### AVAILABLE RECORDS
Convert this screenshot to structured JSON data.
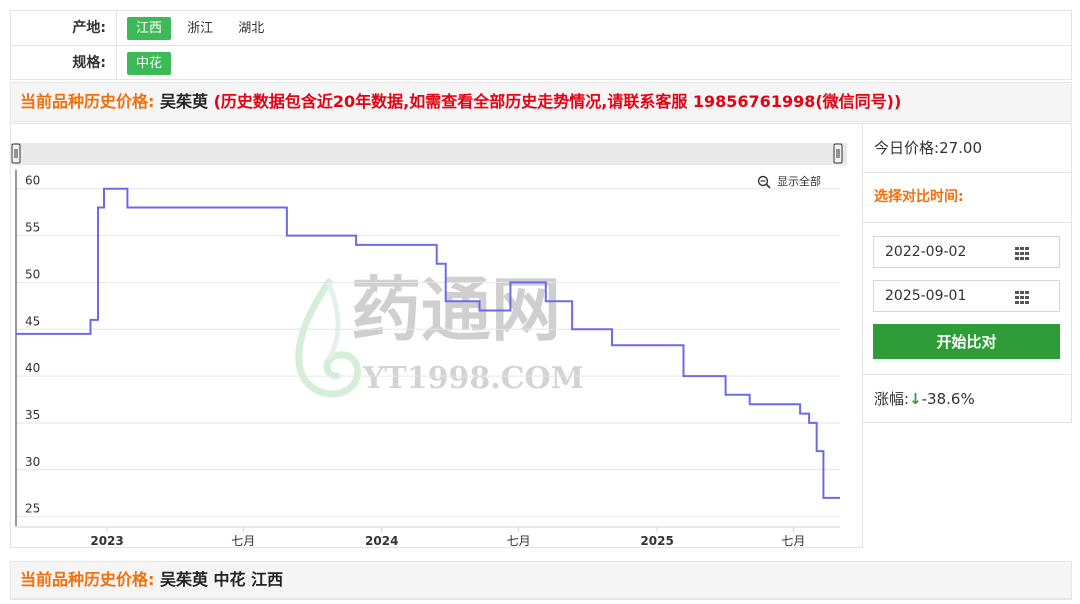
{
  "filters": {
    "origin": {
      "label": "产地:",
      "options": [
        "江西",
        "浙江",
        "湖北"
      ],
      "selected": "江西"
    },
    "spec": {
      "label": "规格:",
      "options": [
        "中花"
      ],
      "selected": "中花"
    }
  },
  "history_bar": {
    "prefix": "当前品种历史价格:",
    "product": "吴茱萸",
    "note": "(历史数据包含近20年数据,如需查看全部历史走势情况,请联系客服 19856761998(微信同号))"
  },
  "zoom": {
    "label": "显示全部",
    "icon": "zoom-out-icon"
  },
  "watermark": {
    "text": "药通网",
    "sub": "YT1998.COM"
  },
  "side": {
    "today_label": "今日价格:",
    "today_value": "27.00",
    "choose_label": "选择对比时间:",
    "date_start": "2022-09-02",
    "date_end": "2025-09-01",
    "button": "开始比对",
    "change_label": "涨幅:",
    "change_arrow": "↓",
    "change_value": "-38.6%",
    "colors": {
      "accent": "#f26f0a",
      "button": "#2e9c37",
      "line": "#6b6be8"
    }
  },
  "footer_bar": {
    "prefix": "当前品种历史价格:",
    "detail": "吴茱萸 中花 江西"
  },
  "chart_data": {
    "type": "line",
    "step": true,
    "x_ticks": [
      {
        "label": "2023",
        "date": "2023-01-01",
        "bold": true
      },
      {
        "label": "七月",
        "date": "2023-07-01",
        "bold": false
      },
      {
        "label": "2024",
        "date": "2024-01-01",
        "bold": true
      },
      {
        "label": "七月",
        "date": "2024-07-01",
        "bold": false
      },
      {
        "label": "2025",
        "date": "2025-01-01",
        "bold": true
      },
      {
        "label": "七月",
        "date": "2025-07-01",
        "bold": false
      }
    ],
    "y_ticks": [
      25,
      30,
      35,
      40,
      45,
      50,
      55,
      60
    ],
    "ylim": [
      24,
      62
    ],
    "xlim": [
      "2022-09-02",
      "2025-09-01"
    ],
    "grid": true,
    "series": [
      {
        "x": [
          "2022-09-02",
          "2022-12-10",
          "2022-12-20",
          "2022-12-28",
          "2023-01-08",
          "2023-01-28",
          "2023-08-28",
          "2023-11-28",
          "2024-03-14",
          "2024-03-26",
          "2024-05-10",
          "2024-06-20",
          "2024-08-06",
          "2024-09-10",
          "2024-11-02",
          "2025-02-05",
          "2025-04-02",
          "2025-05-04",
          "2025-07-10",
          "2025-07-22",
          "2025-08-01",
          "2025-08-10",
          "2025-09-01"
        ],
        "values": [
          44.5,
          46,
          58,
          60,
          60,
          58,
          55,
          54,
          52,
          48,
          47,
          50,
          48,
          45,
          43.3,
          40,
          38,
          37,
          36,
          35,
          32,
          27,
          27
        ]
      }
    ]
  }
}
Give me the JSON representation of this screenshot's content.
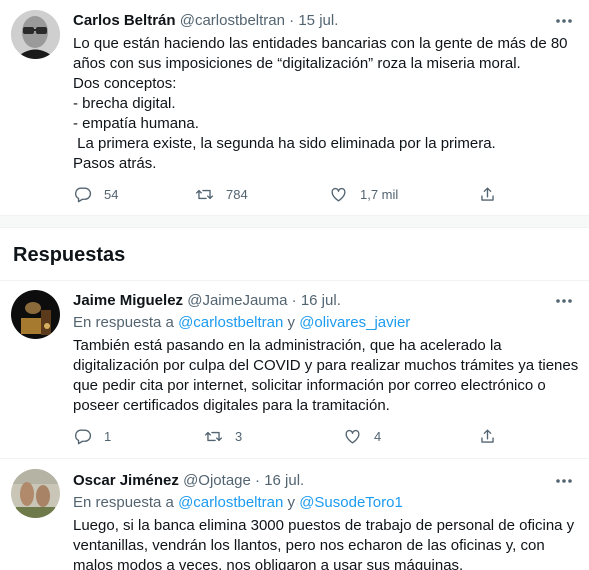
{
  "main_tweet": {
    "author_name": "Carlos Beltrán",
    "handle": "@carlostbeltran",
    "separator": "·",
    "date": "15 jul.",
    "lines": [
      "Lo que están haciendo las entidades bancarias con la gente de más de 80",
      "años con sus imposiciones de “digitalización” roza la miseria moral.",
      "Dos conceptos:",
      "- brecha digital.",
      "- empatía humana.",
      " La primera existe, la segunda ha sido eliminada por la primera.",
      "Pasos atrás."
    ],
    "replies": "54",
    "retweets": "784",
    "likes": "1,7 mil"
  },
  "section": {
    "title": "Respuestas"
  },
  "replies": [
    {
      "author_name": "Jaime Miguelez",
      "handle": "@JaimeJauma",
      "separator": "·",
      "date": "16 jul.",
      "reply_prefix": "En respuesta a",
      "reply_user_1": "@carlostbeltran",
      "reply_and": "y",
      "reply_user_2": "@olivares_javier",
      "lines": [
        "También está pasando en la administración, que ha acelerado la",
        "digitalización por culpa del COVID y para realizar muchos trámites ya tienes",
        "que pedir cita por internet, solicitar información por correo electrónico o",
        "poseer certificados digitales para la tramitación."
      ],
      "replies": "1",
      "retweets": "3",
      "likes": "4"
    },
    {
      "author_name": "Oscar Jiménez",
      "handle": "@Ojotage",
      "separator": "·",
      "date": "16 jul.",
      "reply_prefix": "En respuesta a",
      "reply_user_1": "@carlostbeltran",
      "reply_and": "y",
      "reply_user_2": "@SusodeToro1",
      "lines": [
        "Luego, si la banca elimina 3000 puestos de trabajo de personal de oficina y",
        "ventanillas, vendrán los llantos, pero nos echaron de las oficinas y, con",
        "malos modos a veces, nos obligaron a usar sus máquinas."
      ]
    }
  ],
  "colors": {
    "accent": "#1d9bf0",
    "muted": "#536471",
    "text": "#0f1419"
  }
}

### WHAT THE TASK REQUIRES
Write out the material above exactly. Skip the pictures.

### WRITTEN SOLUTION
Convert this screenshot to structured JSON data.
{
  "filters": {
    "origin": {
      "label": "产地:",
      "options": [
        "江西",
        "浙江",
        "湖北"
      ],
      "selected": "江西"
    },
    "spec": {
      "label": "规格:",
      "options": [
        "中花"
      ],
      "selected": "中花"
    }
  },
  "history_bar": {
    "prefix": "当前品种历史价格:",
    "product": "吴茱萸",
    "note": "(历史数据包含近20年数据,如需查看全部历史走势情况,请联系客服 19856761998(微信同号))"
  },
  "zoom": {
    "label": "显示全部",
    "icon": "zoom-out-icon"
  },
  "watermark": {
    "text": "药通网",
    "sub": "YT1998.COM"
  },
  "side": {
    "today_label": "今日价格:",
    "today_value": "27.00",
    "choose_label": "选择对比时间:",
    "date_start": "2022-09-02",
    "date_end": "2025-09-01",
    "button": "开始比对",
    "change_label": "涨幅:",
    "change_arrow": "↓",
    "change_value": "-38.6%",
    "colors": {
      "accent": "#f26f0a",
      "button": "#2e9c37",
      "line": "#6b6be8"
    }
  },
  "footer_bar": {
    "prefix": "当前品种历史价格:",
    "detail": "吴茱萸 中花 江西"
  },
  "chart_data": {
    "type": "line",
    "step": true,
    "x_ticks": [
      {
        "label": "2023",
        "date": "2023-01-01",
        "bold": true
      },
      {
        "label": "七月",
        "date": "2023-07-01",
        "bold": false
      },
      {
        "label": "2024",
        "date": "2024-01-01",
        "bold": true
      },
      {
        "label": "七月",
        "date": "2024-07-01",
        "bold": false
      },
      {
        "label": "2025",
        "date": "2025-01-01",
        "bold": true
      },
      {
        "label": "七月",
        "date": "2025-07-01",
        "bold": false
      }
    ],
    "y_ticks": [
      25,
      30,
      35,
      40,
      45,
      50,
      55,
      60
    ],
    "ylim": [
      24,
      62
    ],
    "xlim": [
      "2022-09-02",
      "2025-09-01"
    ],
    "grid": true,
    "series": [
      {
        "x": [
          "2022-09-02",
          "2022-12-10",
          "2022-12-20",
          "2022-12-28",
          "2023-01-08",
          "2023-01-28",
          "2023-08-28",
          "2023-11-28",
          "2024-03-14",
          "2024-03-26",
          "2024-05-10",
          "2024-06-20",
          "2024-08-06",
          "2024-09-10",
          "2024-11-02",
          "2025-02-05",
          "2025-04-02",
          "2025-05-04",
          "2025-07-10",
          "2025-07-22",
          "2025-08-01",
          "2025-08-10",
          "2025-09-01"
        ],
        "values": [
          44.5,
          46,
          58,
          60,
          60,
          58,
          55,
          54,
          52,
          48,
          47,
          50,
          48,
          45,
          43.3,
          40,
          38,
          37,
          36,
          35,
          32,
          27,
          27
        ]
      }
    ]
  }
}
Give me the JSON representation of this screenshot's content.
{
  "main_tweet": {
    "author_name": "Carlos Beltrán",
    "handle": "@carlostbeltran",
    "separator": "·",
    "date": "15 jul.",
    "lines": [
      "Lo que están haciendo las entidades bancarias con la gente de más de 80",
      "años con sus imposiciones de “digitalización” roza la miseria moral.",
      "Dos conceptos:",
      "- brecha digital.",
      "- empatía humana.",
      " La primera existe, la segunda ha sido eliminada por la primera.",
      "Pasos atrás."
    ],
    "replies": "54",
    "retweets": "784",
    "likes": "1,7 mil"
  },
  "section": {
    "title": "Respuestas"
  },
  "replies": [
    {
      "author_name": "Jaime Miguelez",
      "handle": "@JaimeJauma",
      "separator": "·",
      "date": "16 jul.",
      "reply_prefix": "En respuesta a",
      "reply_user_1": "@carlostbeltran",
      "reply_and": "y",
      "reply_user_2": "@olivares_javier",
      "lines": [
        "También está pasando en la administración, que ha acelerado la",
        "digitalización por culpa del COVID y para realizar muchos trámites ya tienes",
        "que pedir cita por internet, solicitar información por correo electrónico o",
        "poseer certificados digitales para la tramitación."
      ],
      "replies": "1",
      "retweets": "3",
      "likes": "4"
    },
    {
      "author_name": "Oscar Jiménez",
      "handle": "@Ojotage",
      "separator": "·",
      "date": "16 jul.",
      "reply_prefix": "En respuesta a",
      "reply_user_1": "@carlostbeltran",
      "reply_and": "y",
      "reply_user_2": "@SusodeToro1",
      "lines": [
        "Luego, si la banca elimina 3000 puestos de trabajo de personal de oficina y",
        "ventanillas, vendrán los llantos, pero nos echaron de las oficinas y, con",
        "malos modos a veces, nos obligaron a usar sus máquinas."
      ]
    }
  ],
  "colors": {
    "accent": "#1d9bf0",
    "muted": "#536471",
    "text": "#0f1419"
  }
}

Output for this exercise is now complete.